There’s a line from the collection’s titular story that doubles as a description of how these tales affect the reader. “Your sickness swam the skeins of my blood, but I didn’t know. I didn’t know anything,” says the narrator in “Your Sick.” The stories in this collection have a penetrative quality that isn’t fully realized until the reader steps away from them–they’re sneakily internalized and upon finishing them, one finds herself awake in the middle of the night thinking about kids-turned-parrots, the possibility of sprouting a forest from her lungs, and wondering if she’ll ever come to fear the wrath of a Bad Baby.

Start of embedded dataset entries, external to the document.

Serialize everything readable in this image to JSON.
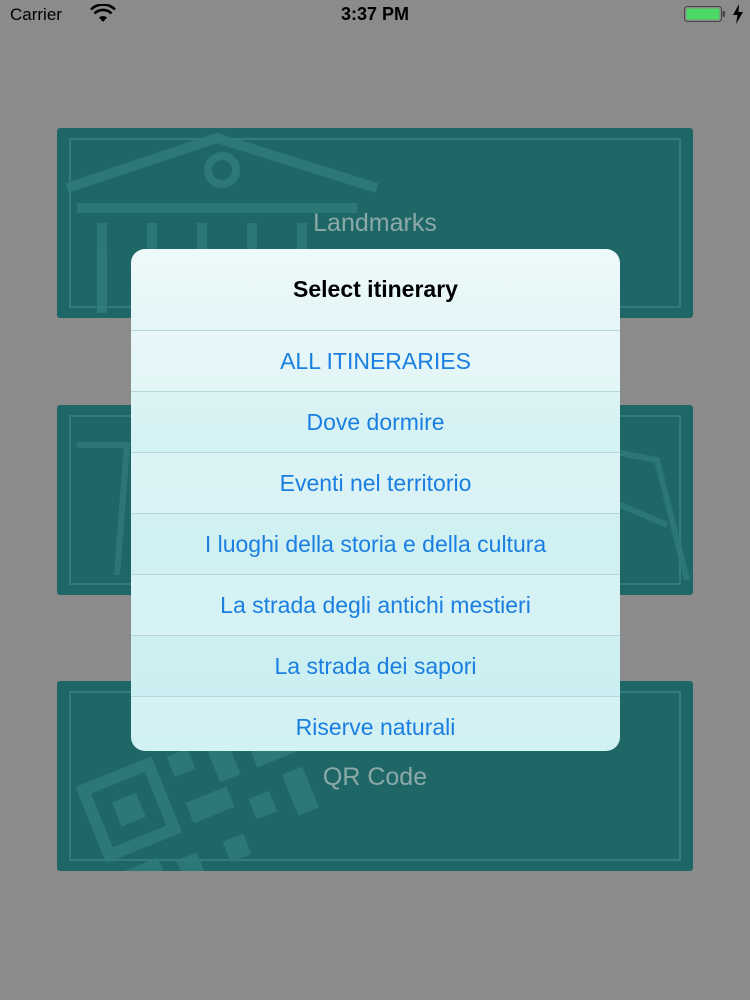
{
  "status_bar": {
    "carrier": "Carrier",
    "time": "3:37 PM",
    "icons": [
      "wifi-icon",
      "battery-icon",
      "charging-icon"
    ]
  },
  "tiles": [
    {
      "label": "Landmarks",
      "icon": "building-icon"
    },
    {
      "label": "",
      "icon": "map-icon"
    },
    {
      "label": "QR Code",
      "icon": "qr-code-icon"
    }
  ],
  "dialog": {
    "title": "Select itinerary",
    "options": [
      "ALL ITINERARIES",
      "Dove dormire",
      "Eventi nel territorio",
      "I luoghi della storia e della cultura",
      "La strada degli antichi mestieri",
      "La strada dei sapori",
      "Riserve naturali"
    ]
  },
  "colors": {
    "backdrop": "#8b8b8b",
    "tile": "#1f6766",
    "option_text": "#1a7fe0",
    "battery": "#4cd964"
  }
}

Despite coming from the imaginative minds of three different writers, the stories in Your Sick coalesce in a way that seems effortless. While each story can stand on its own just fine, there are recurring characters and themes that thread them all together. The collection doesn’t specify the authors of each individual story, which blurs them into a cohesive piece that elicits a new kind of reaction outside of experiencing the stories separately.
One of the most prevalent themes in the collection is the idea of identity being in flux. Many–if not all–of the characters in these stories find themselves questioning their identities as well as reconciling with the new identities their sicknesses create. In “L,” the only story broken up into chapters, we follow a woman who has survived a bus crash and decides to assume the identity of fellow bus passenger Masie, who wasn’t as lucky:

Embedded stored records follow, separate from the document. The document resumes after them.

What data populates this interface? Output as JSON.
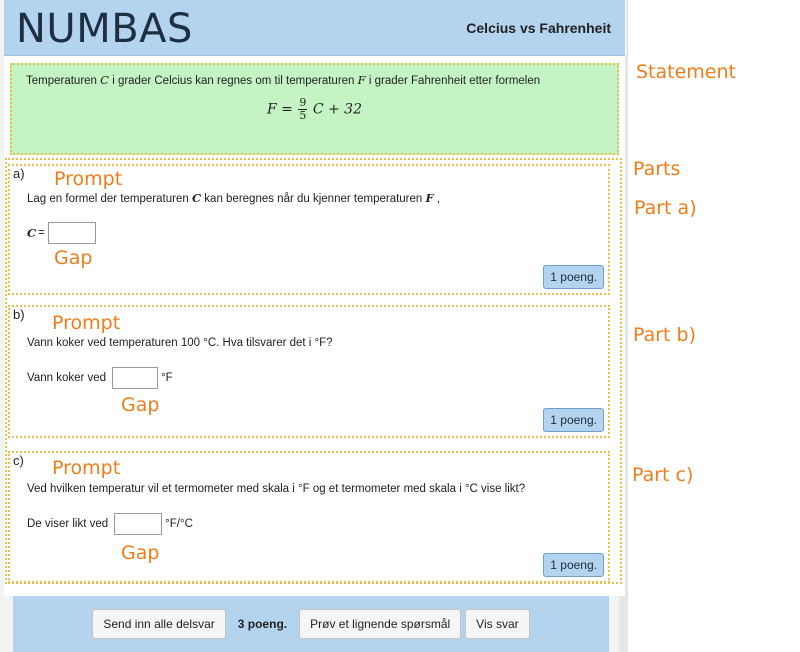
{
  "header": {
    "logo": "NUMBAS",
    "exam_title": "Celcius vs Fahrenheit"
  },
  "statement": {
    "text_before_C": "Temperaturen",
    "var_C": "C",
    "text_mid": "i grader Celcius kan regnes om til temperaturen",
    "var_F": "F",
    "text_after": "i grader Fahrenheit etter formelen",
    "formula": {
      "lhs": "F =",
      "num": "9",
      "den": "5",
      "rhs": "C + 32"
    }
  },
  "parts": [
    {
      "letter": "a)",
      "prompt_before": "Lag en formel der temperaturen",
      "prompt_var1": "C",
      "prompt_mid": "kan beregnes når du kjenner temperaturen",
      "prompt_var2": "F",
      "prompt_end": ",",
      "gap_prefix_var": "C",
      "gap_prefix": "=",
      "gap_value": "",
      "gap_suffix": "",
      "marks": "1 poeng."
    },
    {
      "letter": "b)",
      "prompt": "Vann koker ved temperaturen 100 °C. Hva tilsvarer det i °F?",
      "gap_prefix": "Vann koker ved",
      "gap_value": "",
      "gap_suffix": "°F",
      "marks": "1 poeng."
    },
    {
      "letter": "c)",
      "prompt": "Ved hvilken temperatur vil et termometer med skala i °F og et termometer med skala i °C vise likt?",
      "gap_prefix": "De viser likt ved",
      "gap_value": "",
      "gap_suffix": "°F/°C",
      "marks": "1 poeng."
    }
  ],
  "footer": {
    "submit_all": "Send inn alle delsvar",
    "total_score": "3 poeng.",
    "try_similar": "Prøv et lignende spørsmål",
    "show_answer": "Vis svar"
  },
  "annotations": {
    "statement": "Statement",
    "parts": "Parts",
    "part_a": "Part a)",
    "part_b": "Part b)",
    "part_c": "Part c)",
    "prompt": "Prompt",
    "gap": "Gap"
  },
  "colors": {
    "header_bg": "#b3d3ef",
    "statement_bg": "#c4f3c4",
    "dotted_border": "#e8c04a",
    "annotation": "#f07d1a"
  }
}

We started walking down Wallingford Avenue, past rows of immaculate bungalows. No one seemed to care that I’d almost died, that I’d stolen a dead girl’s name and apartment. At the bottom of the hill was Gasworks Park. We stood among ruins and looked out at Lake Union. Ely wanted to climb Kite Hill, but I was worried if we stood on the sundial, we might be able to see the scene of the crash. Some part of me didn’t believe it had happened because some part of me felt like I really was Masie, as if this life had been waiting for me all along (Your Sick, 141).

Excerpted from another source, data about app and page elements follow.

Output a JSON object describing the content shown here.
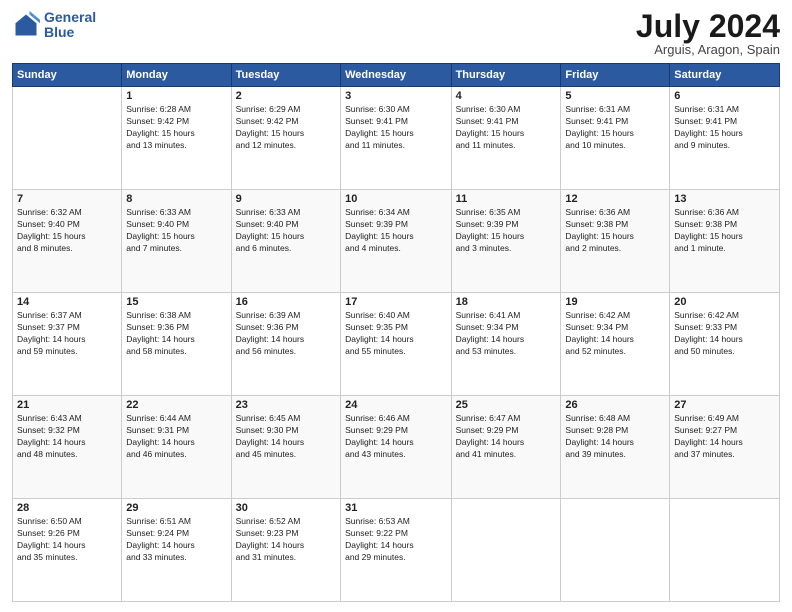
{
  "header": {
    "logo_line1": "General",
    "logo_line2": "Blue",
    "month": "July 2024",
    "location": "Arguis, Aragon, Spain"
  },
  "days_of_week": [
    "Sunday",
    "Monday",
    "Tuesday",
    "Wednesday",
    "Thursday",
    "Friday",
    "Saturday"
  ],
  "weeks": [
    [
      {
        "day": "",
        "content": ""
      },
      {
        "day": "1",
        "content": "Sunrise: 6:28 AM\nSunset: 9:42 PM\nDaylight: 15 hours\nand 13 minutes."
      },
      {
        "day": "2",
        "content": "Sunrise: 6:29 AM\nSunset: 9:42 PM\nDaylight: 15 hours\nand 12 minutes."
      },
      {
        "day": "3",
        "content": "Sunrise: 6:30 AM\nSunset: 9:41 PM\nDaylight: 15 hours\nand 11 minutes."
      },
      {
        "day": "4",
        "content": "Sunrise: 6:30 AM\nSunset: 9:41 PM\nDaylight: 15 hours\nand 11 minutes."
      },
      {
        "day": "5",
        "content": "Sunrise: 6:31 AM\nSunset: 9:41 PM\nDaylight: 15 hours\nand 10 minutes."
      },
      {
        "day": "6",
        "content": "Sunrise: 6:31 AM\nSunset: 9:41 PM\nDaylight: 15 hours\nand 9 minutes."
      }
    ],
    [
      {
        "day": "7",
        "content": "Sunrise: 6:32 AM\nSunset: 9:40 PM\nDaylight: 15 hours\nand 8 minutes."
      },
      {
        "day": "8",
        "content": "Sunrise: 6:33 AM\nSunset: 9:40 PM\nDaylight: 15 hours\nand 7 minutes."
      },
      {
        "day": "9",
        "content": "Sunrise: 6:33 AM\nSunset: 9:40 PM\nDaylight: 15 hours\nand 6 minutes."
      },
      {
        "day": "10",
        "content": "Sunrise: 6:34 AM\nSunset: 9:39 PM\nDaylight: 15 hours\nand 4 minutes."
      },
      {
        "day": "11",
        "content": "Sunrise: 6:35 AM\nSunset: 9:39 PM\nDaylight: 15 hours\nand 3 minutes."
      },
      {
        "day": "12",
        "content": "Sunrise: 6:36 AM\nSunset: 9:38 PM\nDaylight: 15 hours\nand 2 minutes."
      },
      {
        "day": "13",
        "content": "Sunrise: 6:36 AM\nSunset: 9:38 PM\nDaylight: 15 hours\nand 1 minute."
      }
    ],
    [
      {
        "day": "14",
        "content": "Sunrise: 6:37 AM\nSunset: 9:37 PM\nDaylight: 14 hours\nand 59 minutes."
      },
      {
        "day": "15",
        "content": "Sunrise: 6:38 AM\nSunset: 9:36 PM\nDaylight: 14 hours\nand 58 minutes."
      },
      {
        "day": "16",
        "content": "Sunrise: 6:39 AM\nSunset: 9:36 PM\nDaylight: 14 hours\nand 56 minutes."
      },
      {
        "day": "17",
        "content": "Sunrise: 6:40 AM\nSunset: 9:35 PM\nDaylight: 14 hours\nand 55 minutes."
      },
      {
        "day": "18",
        "content": "Sunrise: 6:41 AM\nSunset: 9:34 PM\nDaylight: 14 hours\nand 53 minutes."
      },
      {
        "day": "19",
        "content": "Sunrise: 6:42 AM\nSunset: 9:34 PM\nDaylight: 14 hours\nand 52 minutes."
      },
      {
        "day": "20",
        "content": "Sunrise: 6:42 AM\nSunset: 9:33 PM\nDaylight: 14 hours\nand 50 minutes."
      }
    ],
    [
      {
        "day": "21",
        "content": "Sunrise: 6:43 AM\nSunset: 9:32 PM\nDaylight: 14 hours\nand 48 minutes."
      },
      {
        "day": "22",
        "content": "Sunrise: 6:44 AM\nSunset: 9:31 PM\nDaylight: 14 hours\nand 46 minutes."
      },
      {
        "day": "23",
        "content": "Sunrise: 6:45 AM\nSunset: 9:30 PM\nDaylight: 14 hours\nand 45 minutes."
      },
      {
        "day": "24",
        "content": "Sunrise: 6:46 AM\nSunset: 9:29 PM\nDaylight: 14 hours\nand 43 minutes."
      },
      {
        "day": "25",
        "content": "Sunrise: 6:47 AM\nSunset: 9:29 PM\nDaylight: 14 hours\nand 41 minutes."
      },
      {
        "day": "26",
        "content": "Sunrise: 6:48 AM\nSunset: 9:28 PM\nDaylight: 14 hours\nand 39 minutes."
      },
      {
        "day": "27",
        "content": "Sunrise: 6:49 AM\nSunset: 9:27 PM\nDaylight: 14 hours\nand 37 minutes."
      }
    ],
    [
      {
        "day": "28",
        "content": "Sunrise: 6:50 AM\nSunset: 9:26 PM\nDaylight: 14 hours\nand 35 minutes."
      },
      {
        "day": "29",
        "content": "Sunrise: 6:51 AM\nSunset: 9:24 PM\nDaylight: 14 hours\nand 33 minutes."
      },
      {
        "day": "30",
        "content": "Sunrise: 6:52 AM\nSunset: 9:23 PM\nDaylight: 14 hours\nand 31 minutes."
      },
      {
        "day": "31",
        "content": "Sunrise: 6:53 AM\nSunset: 9:22 PM\nDaylight: 14 hours\nand 29 minutes."
      },
      {
        "day": "",
        "content": ""
      },
      {
        "day": "",
        "content": ""
      },
      {
        "day": "",
        "content": ""
      }
    ]
  ]
}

This isn’t the only story that deals with doppelgangers and transformation of identity, but it is the sole story to experiment with identity theft. In “L,” the protagonist quite literally takes another woman’s–Masie’s–identity and attempts to lead her life.
In “The Relocation Program,” the concept of identity is also a factor. Except in this case, rather than stealing a dead person’s identity, the narrator fakes their own death:
The photo meant I had to leave town. Simple as that; it wasn’t even a question. So on casual Friday I faked my own death. Then I went running and beat my best time. Sometimes fake feels better than real. When I was a kid, I smoked candy cigars (Your Sick, 165).
This story plays with the notion that the limits of reality can be futile. An opportune moment arises and the narrator takes advantage of the rare chance to just disappear. Because afterall, “Autumn is the time for faking your own death” (Your Sick, 166).
Your Sick is a an inventive collection that reminds readers of the power of imagination. And while it may tell exhilarating stories about bizarre maladies and consist of general phantasmagoria, at its crux, the collection is about the human condition and is relatable to everyone–even those who only get boring ailments like the common cold.
(Jellyfish Highway, Fiction, eBook, Feb. 2016)
To stay updated on their latest, you can follow the three authors on their social media platforms of choice. Elizabeth J. Colen can be found on twitter and runs a blog. You can keep up with Carol Guess on her blog. And finally, Kelly Magee has a blog and is also on twitter.
NEYAT YOHANNES is an Eritrean-American writer who’s from LA, but just moved to the Bay. By day, she doles out ice packs to kids who don’t need it as an elementary school office lady turned unofficial nurse. She spends the rest of her waking hours writing, attempting to be more formidable like Whitley Gilbert, and trying to keep Drake lyrics from constantly spilling out of her mouth. You can read some of her published work here. She tweets as @rhymeswithcat and occasionally blogs here.